Steps You Can Take To Prevent Workplace Illness And Germ TransmissionThe United States is one of the worst culprits in the world. Trying to save their sick and vacation days, employees come into work sick all the time. When they get to work, their productivity suffers. This costs the company money. They also spread the virus that they have, making other employees sick. This will eventually lead to a domino effect of lost productivity.
There are a few ways to handle this problem. One of the solutions is to give your employees more sick days. Of course, the employees would all love this move. But it may end up costing your business even more when your employees say that they are sick, but they really aren’t. They are most likely enjoying a daiquiri on the beach somewhere while the company falls behind and work piles up.

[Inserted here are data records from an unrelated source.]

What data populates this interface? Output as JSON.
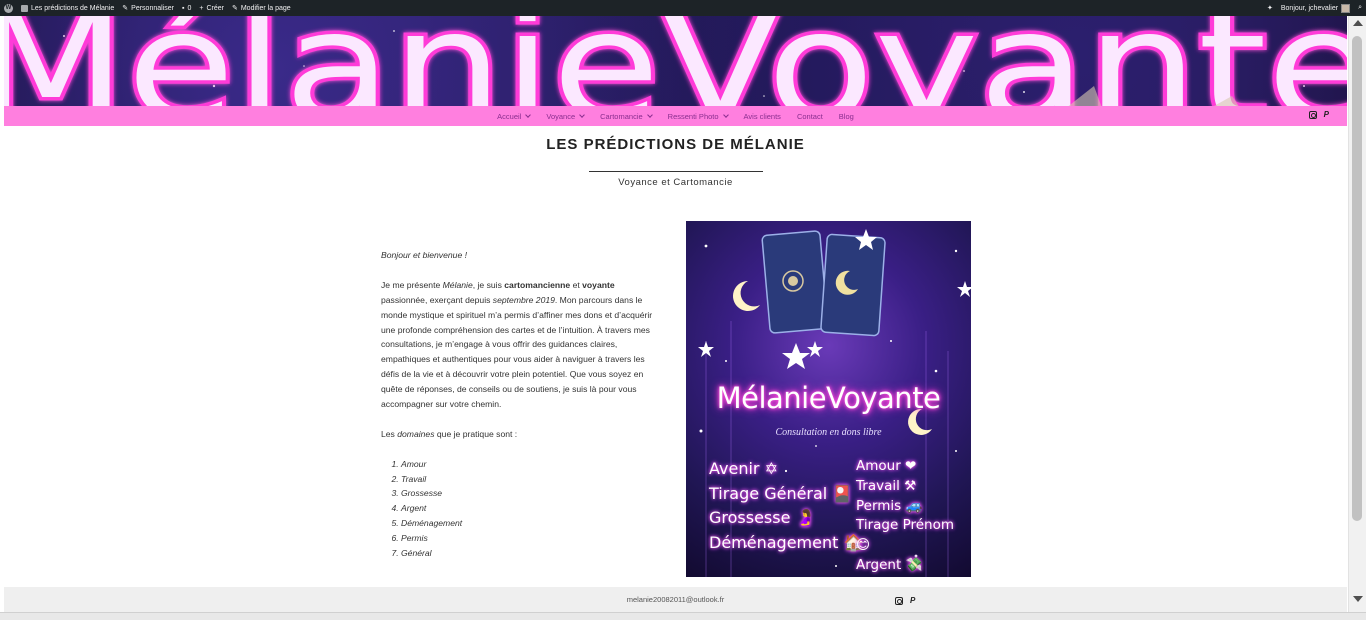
{
  "adminbar": {
    "site_name": "Les prédictions de Mélanie",
    "customize": "Personnaliser",
    "comments_count": "0",
    "new": "Créer",
    "edit_page": "Modifier la page",
    "greeting": "Bonjour, jchevalier"
  },
  "banner": {
    "logo_text": "MélanieVoyante"
  },
  "nav": {
    "items": [
      {
        "label": "Accueil",
        "dropdown": true
      },
      {
        "label": "Voyance",
        "dropdown": true
      },
      {
        "label": "Cartomancie",
        "dropdown": true
      },
      {
        "label": "Ressenti Photo",
        "dropdown": true
      },
      {
        "label": "Avis clients",
        "dropdown": false
      },
      {
        "label": "Contact",
        "dropdown": false
      },
      {
        "label": "Blog",
        "dropdown": false
      }
    ],
    "social": [
      "instagram-icon",
      "paypal-icon"
    ]
  },
  "site": {
    "title": "LES PRÉDICTIONS DE MÉLANIE",
    "tagline": "Voyance et Cartomancie"
  },
  "content": {
    "greeting": "Bonjour et bienvenue !",
    "intro_1": "Je me présente ",
    "intro_name": "Mélanie",
    "intro_2": ", je suis ",
    "intro_role1": "cartomancienne",
    "intro_3": " et ",
    "intro_role2": "voyante",
    "intro_4": " passionnée, exerçant depuis ",
    "intro_date": "septembre 2019",
    "intro_5": ". Mon parcours dans le monde mystique et spirituel m’a permis d’affiner mes dons et d’acquérir une profonde compréhension des cartes et de l’intuition. À travers mes consultations, je m’engage à vous offrir des guidances claires, empathiques et authentiques pour vous aider à naviguer à travers les défis de la vie et à découvrir votre plein potentiel. Que vous soyez en quête de réponses, de conseils ou de soutiens, je suis là pour vous accompagner sur votre chemin.",
    "domains_1": "Les ",
    "domains_em": "domaines",
    "domains_2": " que je pratique sont :",
    "domains": [
      "Amour",
      "Travail",
      "Grossesse",
      "Argent",
      "Déménagement",
      "Permis",
      "Général"
    ]
  },
  "hero": {
    "brand": "MélanieVoyante",
    "subtitle": "Consultation en dons libre",
    "left_list": [
      "Avenir ✡",
      "Tirage Général 🎴",
      "Grossesse 🤰",
      "Déménagement 🏠"
    ],
    "right_list": [
      "Amour ❤",
      "Travail ⚒",
      "Permis 🚙",
      "Tirage Prénom 😊",
      "Argent 💸"
    ]
  },
  "footer": {
    "email": "melanie20082011@outlook.fr",
    "social": [
      "instagram-icon",
      "paypal-icon"
    ]
  },
  "colors": {
    "nav_bg": "#ff7fdf",
    "nav_text": "#8a2f8f",
    "adminbar_bg": "#1d2327",
    "neon_pink": "#ff3ad8"
  }
}
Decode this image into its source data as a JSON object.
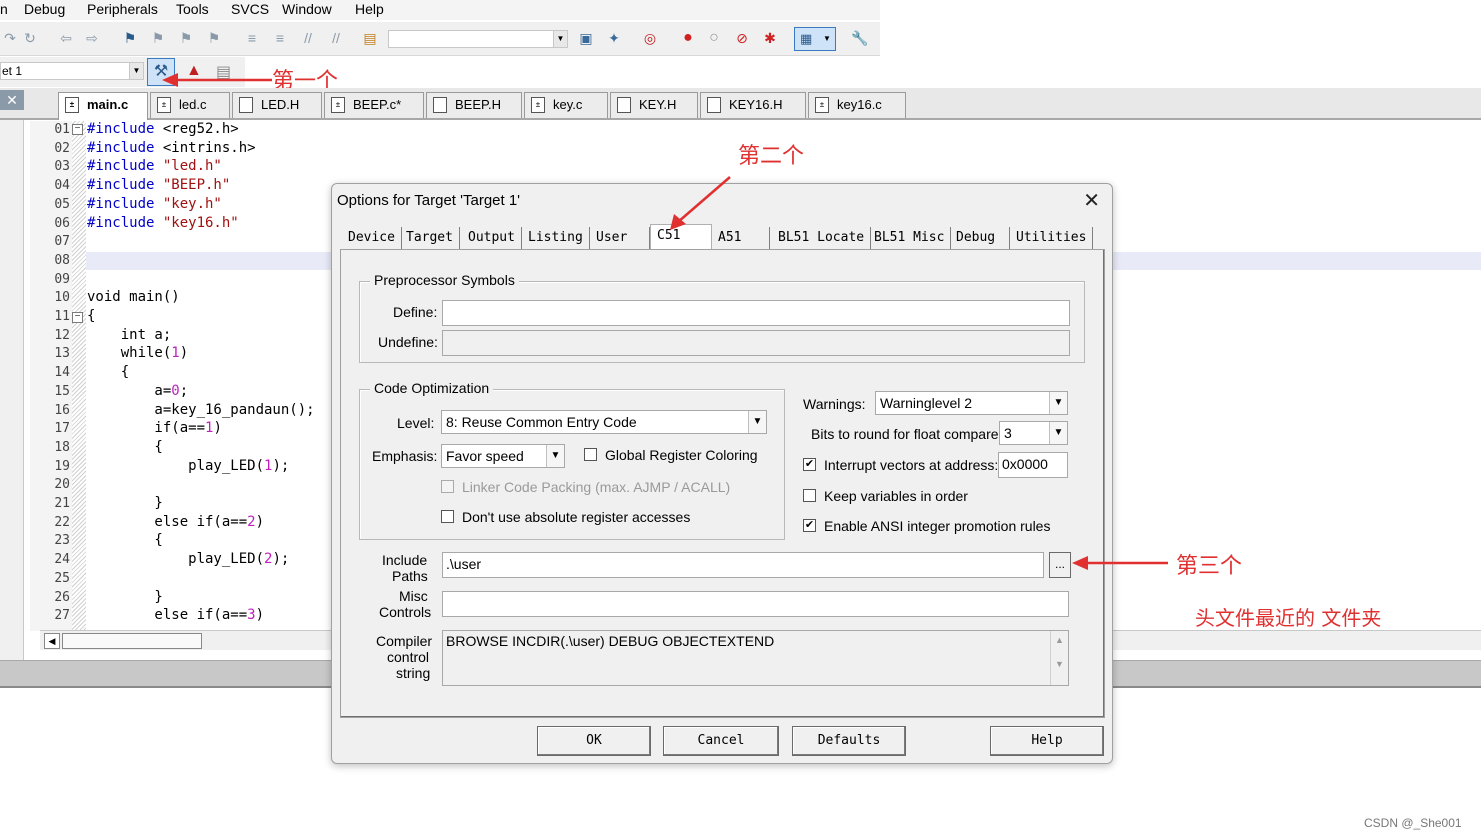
{
  "menu": [
    "n",
    "Debug",
    "Peripherals",
    "Tools",
    "SVCS",
    "Window",
    "Help"
  ],
  "target_combo": "et  1",
  "file_tabs": [
    "main.c",
    "led.c",
    "LED.H",
    "BEEP.c*",
    "BEEP.H",
    "key.c",
    "KEY.H",
    "KEY16.H",
    "key16.c"
  ],
  "close_glyph": "✕",
  "code": {
    "line_numbers": [
      "01",
      "02",
      "03",
      "04",
      "05",
      "06",
      "07",
      "08",
      "09",
      "10",
      "11",
      "12",
      "13",
      "14",
      "15",
      "16",
      "17",
      "18",
      "19",
      "20",
      "21",
      "22",
      "23",
      "24",
      "25",
      "26",
      "27"
    ],
    "lines": [
      [
        "#include ",
        "<reg52.h>"
      ],
      [
        "#include ",
        "<intrins.h>"
      ],
      [
        "#include ",
        "\"led.h\""
      ],
      [
        "#include ",
        "\"BEEP.h\""
      ],
      [
        "#include ",
        "\"key.h\""
      ],
      [
        "#include ",
        "\"key16.h\""
      ],
      [
        "",
        ""
      ],
      [
        "",
        ""
      ],
      [
        "",
        ""
      ],
      [
        "void main()",
        ""
      ],
      [
        "{",
        ""
      ],
      [
        "    int a;",
        ""
      ],
      [
        "    while(",
        "1",
        ")"
      ],
      [
        "    {",
        ""
      ],
      [
        "        a=",
        "0",
        ";"
      ],
      [
        "        a=key_16_pandaun();",
        ""
      ],
      [
        "        if(a==",
        "1",
        ")"
      ],
      [
        "        {",
        ""
      ],
      [
        "            play_LED(",
        "1",
        ");"
      ],
      [
        "",
        ""
      ],
      [
        "        }",
        ""
      ],
      [
        "        else if(a==",
        "2",
        ")"
      ],
      [
        "        {",
        ""
      ],
      [
        "            play_LED(",
        "2",
        ");"
      ],
      [
        "",
        ""
      ],
      [
        "        }",
        ""
      ],
      [
        "        else if(a==",
        "3",
        ")"
      ]
    ]
  },
  "annotations": {
    "first": "第一个",
    "second": "第二个",
    "third": "第三个",
    "note": "头文件最近的 文件夹"
  },
  "dialog": {
    "title": "Options for Target 'Target 1'",
    "close": "✕",
    "tabs": [
      "Device",
      "Target",
      "Output",
      "Listing",
      "User",
      "C51",
      "A51",
      "BL51 Locate",
      "BL51 Misc",
      "Debug",
      "Utilities"
    ],
    "active_tab": "C51",
    "preprocessor": {
      "title": "Preprocessor Symbols",
      "define_label": "Define:",
      "define_value": "",
      "undefine_label": "Undefine:",
      "undefine_value": ""
    },
    "optimization": {
      "title": "Code Optimization",
      "level_label": "Level:",
      "level_value": "8: Reuse Common Entry Code",
      "emphasis_label": "Emphasis:",
      "emphasis_value": "Favor speed",
      "global_reg": "Global Register Coloring",
      "linker_packing": "Linker Code Packing (max. AJMP / ACALL)",
      "no_abs_reg": "Don't use absolute register accesses"
    },
    "right_opts": {
      "warnings_label": "Warnings:",
      "warnings_value": "Warninglevel 2",
      "bits_label": "Bits to round for float compare:",
      "bits_value": "3",
      "interrupt_label": "Interrupt vectors at address:",
      "interrupt_value": "0x0000",
      "keep_vars": "Keep variables in order",
      "ansi_promo": "Enable ANSI integer promotion rules"
    },
    "include_label_1": "Include",
    "include_label_2": "Paths",
    "include_value": ".\\user",
    "browse": "...",
    "misc_label_1": "Misc",
    "misc_label_2": "Controls",
    "misc_value": "",
    "compiler_label_1": "Compiler",
    "compiler_label_2": "control",
    "compiler_label_3": "string",
    "compiler_value": "BROWSE INCDIR(.\\user) DEBUG OBJECTEXTEND",
    "buttons": {
      "ok": "OK",
      "cancel": "Cancel",
      "defaults": "Defaults",
      "help": "Help"
    }
  },
  "watermark": "CSDN @_She001",
  "colors": {
    "annotation": "#e03030",
    "include_directive": "#0000c8",
    "string": "#a01010",
    "number": "#c020c0"
  }
}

One of the most obvious and overlooked solutions to this problem is to step up the company’s hygiene policy. Most viruses are contracted when someone who is infected touches a surface. That infected surface remains a liability for a couple of minutes or a few hours; depending on the type of virus. Then another employee touches the same surfaces. A simple itch of the nose, rub of the eyes or wipe of the mouth then introduces that virus to the employee. And that introduction leads to more contaminated surfaces and lost productivity.
Before the next flu season, you might want to take steps in preventing an airborne illness outbreak. There are a few steps that every employee can take:
1. Have a Meeting
It is important for the company to make sanitation a priority. The company should even go so far as to write down a memo to hand out at the meeting. The memo should outline the company’s sanitation policy that every employee is expected to follow. Not only will this help in the fight against workplace illness, it will stop workplace infighting.
We all know that some employees are cleaner than others. And we all know that clean people like to be in a very clean environment. This policy will raise the cleanliness habits of the less clean employees, making everyone in the office feel better.
2. Wash Your Hands
It is just good etiquette to wash your hands when you are in the bathroom. But not everybody has time to get to the bathroom when they need to wash their hands. What is the employee handles a mess in the workplace, eats food or blows their nose? They need to wash their hands as soon as possible in order to stop infection from spreading.
The answer is simple. Buy a few different alcohol-based hand sanitizer stations and place them around the office. These hand sanitizers kill over 99% of bacteria and germs. They can also be motion activated and placed on a stand. This way, nobody needs to touch anything to wash their hands effectively.
3. Disinfect the Office Regularly
Make sure that the janitorial staff has their hands on disinfectant cleaners. They can be in the form of all-purpose cleaners or they can be specialty cleaners for the floor or bathrooms. By having the janitorial staff clean every day using anti-bacterial cleaners, you effectively reduce the chances of transmission. Also, you don’t need to rely on compliance from your work staff, who may or may not adhere to the new sanitation policy. This is a failsafe method of reducing the chances of workplace illness. But people may get sick, even in the cleanest offices. If and when that happens, urge your workers to stay at home. Keep your workplace isolated.